# Stored entries:
-- Opening Marker --

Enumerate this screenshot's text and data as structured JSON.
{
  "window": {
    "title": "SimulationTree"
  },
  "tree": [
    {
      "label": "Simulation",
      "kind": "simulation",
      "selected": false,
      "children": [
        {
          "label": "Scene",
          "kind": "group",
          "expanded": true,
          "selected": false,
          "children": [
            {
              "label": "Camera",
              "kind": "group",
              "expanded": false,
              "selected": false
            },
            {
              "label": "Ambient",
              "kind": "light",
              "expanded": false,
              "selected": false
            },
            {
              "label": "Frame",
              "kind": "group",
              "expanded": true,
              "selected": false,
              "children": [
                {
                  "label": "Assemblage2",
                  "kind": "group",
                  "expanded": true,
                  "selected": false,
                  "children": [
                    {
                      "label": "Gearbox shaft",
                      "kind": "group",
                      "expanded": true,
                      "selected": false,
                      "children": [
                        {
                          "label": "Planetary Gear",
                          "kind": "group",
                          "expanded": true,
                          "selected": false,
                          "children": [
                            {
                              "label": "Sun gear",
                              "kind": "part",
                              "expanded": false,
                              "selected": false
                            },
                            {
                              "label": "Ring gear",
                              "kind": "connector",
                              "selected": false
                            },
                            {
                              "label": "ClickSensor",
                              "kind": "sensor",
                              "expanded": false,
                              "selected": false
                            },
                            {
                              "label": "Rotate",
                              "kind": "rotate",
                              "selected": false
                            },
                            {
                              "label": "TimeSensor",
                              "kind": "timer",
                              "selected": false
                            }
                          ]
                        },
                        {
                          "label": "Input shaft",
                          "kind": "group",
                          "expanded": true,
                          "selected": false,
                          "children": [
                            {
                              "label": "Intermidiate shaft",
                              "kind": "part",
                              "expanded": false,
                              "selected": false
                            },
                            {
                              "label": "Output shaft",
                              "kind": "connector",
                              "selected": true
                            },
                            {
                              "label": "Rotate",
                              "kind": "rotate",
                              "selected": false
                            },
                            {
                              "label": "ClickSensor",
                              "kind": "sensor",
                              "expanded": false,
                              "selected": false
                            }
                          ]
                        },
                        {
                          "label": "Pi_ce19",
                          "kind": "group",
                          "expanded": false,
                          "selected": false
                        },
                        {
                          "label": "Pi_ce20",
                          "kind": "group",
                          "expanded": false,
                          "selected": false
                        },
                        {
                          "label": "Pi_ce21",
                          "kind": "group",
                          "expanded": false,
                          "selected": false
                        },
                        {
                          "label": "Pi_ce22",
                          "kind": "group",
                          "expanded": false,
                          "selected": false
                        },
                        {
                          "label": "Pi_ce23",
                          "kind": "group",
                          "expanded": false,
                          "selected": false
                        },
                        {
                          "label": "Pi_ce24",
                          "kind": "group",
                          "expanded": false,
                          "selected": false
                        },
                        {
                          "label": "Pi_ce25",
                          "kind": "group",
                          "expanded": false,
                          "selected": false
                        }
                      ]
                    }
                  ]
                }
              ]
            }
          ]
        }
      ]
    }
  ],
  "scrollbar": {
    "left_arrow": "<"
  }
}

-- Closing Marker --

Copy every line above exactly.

# Response:
Enumerate this screenshot's text and data as structured JSON.
{
  "window": {
    "title": "SimulationTree"
  },
  "tree": [
    {
      "label": "Simulation",
      "kind": "simulation",
      "selected": false,
      "children": [
        {
          "label": "Scene",
          "kind": "group",
          "expanded": true,
          "selected": false,
          "children": [
            {
              "label": "Camera",
              "kind": "group",
              "expanded": false,
              "selected": false
            },
            {
              "label": "Ambient",
              "kind": "light",
              "expanded": false,
              "selected": false
            },
            {
              "label": "Frame",
              "kind": "group",
              "expanded": true,
              "selected": false,
              "children": [
                {
                  "label": "Assemblage2",
                  "kind": "group",
                  "expanded": true,
                  "selected": false,
                  "children": [
                    {
                      "label": "Gearbox shaft",
                      "kind": "group",
                      "expanded": true,
                      "selected": false,
                      "children": [
                        {
                          "label": "Planetary Gear",
                          "kind": "group",
                          "expanded": true,
                          "selected": false,
                          "children": [
                            {
                              "label": "Sun gear",
                              "kind": "part",
                              "expanded": false,
                              "selected": false
                            },
                            {
                              "label": "Ring gear",
                              "kind": "connector",
                              "selected": false
                            },
                            {
                              "label": "ClickSensor",
                              "kind": "sensor",
                              "expanded": false,
                              "selected": false
                            },
                            {
                              "label": "Rotate",
                              "kind": "rotate",
                              "selected": false
                            },
                            {
                              "label": "TimeSensor",
                              "kind": "timer",
                              "selected": false
                            }
                          ]
                        },
                        {
                          "label": "Input shaft",
                          "kind": "group",
                          "expanded": true,
                          "selected": false,
                          "children": [
                            {
                              "label": "Intermidiate shaft",
                              "kind": "part",
                              "expanded": false,
                              "selected": false
                            },
                            {
                              "label": "Output shaft",
                              "kind": "connector",
                              "selected": true
                            },
                            {
                              "label": "Rotate",
                              "kind": "rotate",
                              "selected": false
                            },
                            {
                              "label": "ClickSensor",
                              "kind": "sensor",
                              "expanded": false,
                              "selected": false
                            }
                          ]
                        },
                        {
                          "label": "Pi_ce19",
                          "kind": "group",
                          "expanded": false,
                          "selected": false
                        },
                        {
                          "label": "Pi_ce20",
                          "kind": "group",
                          "expanded": false,
                          "selected": false
                        },
                        {
                          "label": "Pi_ce21",
                          "kind": "group",
                          "expanded": false,
                          "selected": false
                        },
                        {
                          "label": "Pi_ce22",
                          "kind": "group",
                          "expanded": false,
                          "selected": false
                        },
                        {
                          "label": "Pi_ce23",
                          "kind": "group",
                          "expanded": false,
                          "selected": false
                        },
                        {
                          "label": "Pi_ce24",
                          "kind": "group",
                          "expanded": false,
                          "selected": false
                        },
                        {
                          "label": "Pi_ce25",
                          "kind": "group",
                          "expanded": false,
                          "selected": false
                        }
                      ]
                    }
                  ]
                }
              ]
            }
          ]
        }
      ]
    }
  ],
  "scrollbar": {
    "left_arrow": "<"
  }
}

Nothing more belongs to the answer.